Compared with their colleagues in many other countries, the Taiwanese media stand out as aggressive purveyors of gossip. The remedy to such a culture, however, is not the updated Personal Data Protection Act (個人資料保護法). That law represents a setback for democracy.
By Michael Danielsen & Gunter Whittome.
Published in Taipei Times on Friday, May 7. 2010.
Compared with their colleagues in many other countries, the Taiwanese media stand out as aggressive purveyors of gossip.
The remedy to such a culture, however, is not the updated Personal Data Protection Act (個人資料保護法). That law represents a setback for democracy.
It is highly regrettable that both the Democratic Progressive Party (DPP) and Chinese Nationalist Party (KMT) support the act, which contains such vague phrases as acting in the “public interest” and the use of “generally accessible data.” This leaves far too much room for interpretation and history is full of examples of how such ill-defined language can be used to undermine democracy and free speech. China is probably suitably inspired.
That politicians have asked academics to define “public interest” and “generally accessible data” helps in no way. Such definitions are unlikely to be any more farsighted than the academics providing them. There is also no guarantee that academics will be able to agree any more than politicians on a single definition. Ultimately, it will fall to the courts to decide.
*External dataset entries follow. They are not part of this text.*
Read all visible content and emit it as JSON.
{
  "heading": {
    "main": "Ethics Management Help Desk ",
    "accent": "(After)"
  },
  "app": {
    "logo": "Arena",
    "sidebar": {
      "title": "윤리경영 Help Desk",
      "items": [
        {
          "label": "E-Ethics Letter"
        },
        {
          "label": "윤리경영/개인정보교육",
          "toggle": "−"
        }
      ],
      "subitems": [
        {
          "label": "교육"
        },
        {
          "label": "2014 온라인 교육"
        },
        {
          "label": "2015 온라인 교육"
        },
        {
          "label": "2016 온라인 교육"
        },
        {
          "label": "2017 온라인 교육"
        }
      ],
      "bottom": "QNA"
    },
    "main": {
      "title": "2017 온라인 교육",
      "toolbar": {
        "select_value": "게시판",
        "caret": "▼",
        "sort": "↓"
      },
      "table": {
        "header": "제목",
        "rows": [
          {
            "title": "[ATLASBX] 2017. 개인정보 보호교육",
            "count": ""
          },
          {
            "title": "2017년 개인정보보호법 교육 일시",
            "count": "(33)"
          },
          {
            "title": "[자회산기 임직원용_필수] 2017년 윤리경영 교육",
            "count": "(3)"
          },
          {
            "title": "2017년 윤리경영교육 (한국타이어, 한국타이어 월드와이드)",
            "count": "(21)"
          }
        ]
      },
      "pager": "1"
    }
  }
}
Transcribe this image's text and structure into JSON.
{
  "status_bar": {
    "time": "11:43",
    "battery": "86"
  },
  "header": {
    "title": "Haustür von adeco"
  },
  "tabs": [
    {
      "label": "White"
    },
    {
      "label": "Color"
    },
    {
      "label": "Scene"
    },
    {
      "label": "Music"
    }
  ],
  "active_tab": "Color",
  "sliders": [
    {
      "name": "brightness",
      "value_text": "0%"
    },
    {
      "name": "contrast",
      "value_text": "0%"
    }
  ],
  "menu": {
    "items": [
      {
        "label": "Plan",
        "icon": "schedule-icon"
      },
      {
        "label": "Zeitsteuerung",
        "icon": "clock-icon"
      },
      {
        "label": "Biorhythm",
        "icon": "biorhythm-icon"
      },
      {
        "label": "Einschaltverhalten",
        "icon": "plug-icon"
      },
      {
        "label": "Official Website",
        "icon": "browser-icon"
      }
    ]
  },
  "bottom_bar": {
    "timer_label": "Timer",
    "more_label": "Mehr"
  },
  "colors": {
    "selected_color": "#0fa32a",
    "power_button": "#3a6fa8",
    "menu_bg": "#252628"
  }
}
Tragically, the act’s passage through the legislature was met by inept politicians sleeping on the job. A previous draft was watered down to such an extent that the media are now exempt from a requirement to inform and obtain consent from individuals before publishing their personal data, even when gathered through public and social activities.
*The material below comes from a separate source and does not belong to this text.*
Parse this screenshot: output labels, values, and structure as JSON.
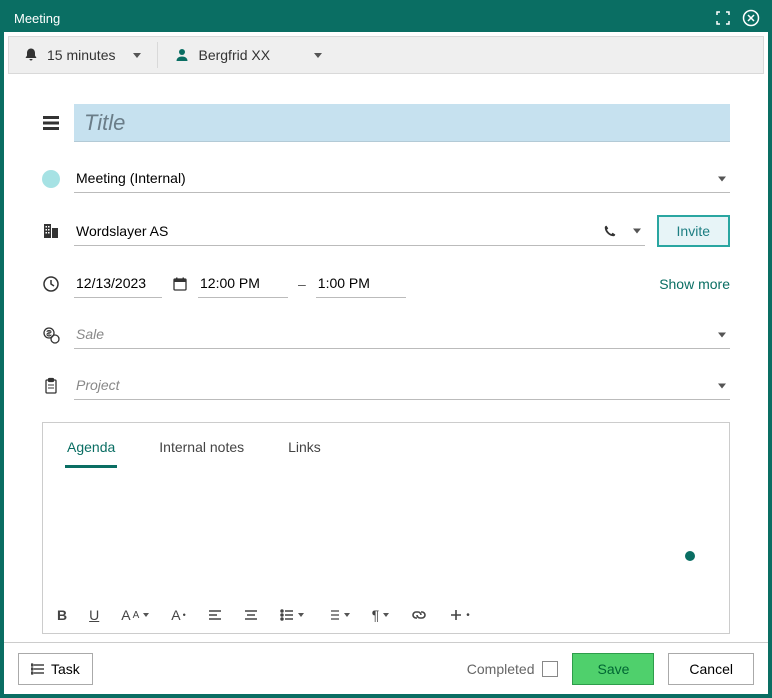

The media are now allowed to search and collect “generally accessible data” about individuals when acting in the “public interest.” The uncertainty surrounding these terms also has implications for bloggers, non-governmental associations and individuals.
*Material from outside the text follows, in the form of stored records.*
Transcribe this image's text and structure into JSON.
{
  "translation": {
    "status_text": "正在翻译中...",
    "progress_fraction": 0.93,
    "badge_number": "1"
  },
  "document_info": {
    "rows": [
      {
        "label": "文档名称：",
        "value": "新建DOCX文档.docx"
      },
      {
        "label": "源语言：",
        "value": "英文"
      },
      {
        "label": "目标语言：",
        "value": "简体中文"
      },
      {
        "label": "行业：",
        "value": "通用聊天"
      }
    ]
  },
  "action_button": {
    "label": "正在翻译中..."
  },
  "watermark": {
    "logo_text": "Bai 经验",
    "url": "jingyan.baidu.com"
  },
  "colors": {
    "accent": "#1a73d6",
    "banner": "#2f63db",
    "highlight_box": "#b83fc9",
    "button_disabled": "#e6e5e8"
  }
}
Publicly obtainable personal data may now be used, unless the person concerned has an overriding interest that enjoys higher protection than the freedom of expression. In such cases individuals can demand that related data are not published, leaving room for yet further interpretation.
In Germany, a clear distinction is made between safeguarding the data of ordinary citizens and “individuals of public interest.” People who are well known to the general public through the media must accept that they will be reported on extensively, including information regarding their private lives. Such individuals for the most part enjoy the spotlight. The general public has a right to be kept informed about their lives, with the proviso that reporting does not become harassment, as was the case with former president Chen Shui-bian’s (陳水扁) daughter, who was followed every day for months in Taiwan and overseas. In the interest of maintaining a free press, such limits need to be defined very broadly.
Regulations preventing personal data from being “combined” might increase the protection afforded individuals by ensuring personal profiles do not end up in private databases. However, such information can still be used in the media, making this a highly dubious clause.
The lawmakers were probably well intentioned, but the solution they have come up with is worse than the original problem. Those who believe they have been harassed or slandered already have legal recourse available to them, without this act.
Instead, a broader approach needs to be taken, beginning with the promotion of better journalism by a more professional media. This could include such things as a code of conduct, quality standards, the professional education of would-be journalists through internships and independent schools of journalism.
A similar law enacted in Europe or elsewhere in the Western world would have been met with outrage. Unfortunately, in Taiwan it is just one more piece of evidence that democracy is in retreat.
Michael Danielsen is the chairman of Taiwan Corner. Gunter Whittome is a writer living in Taipei.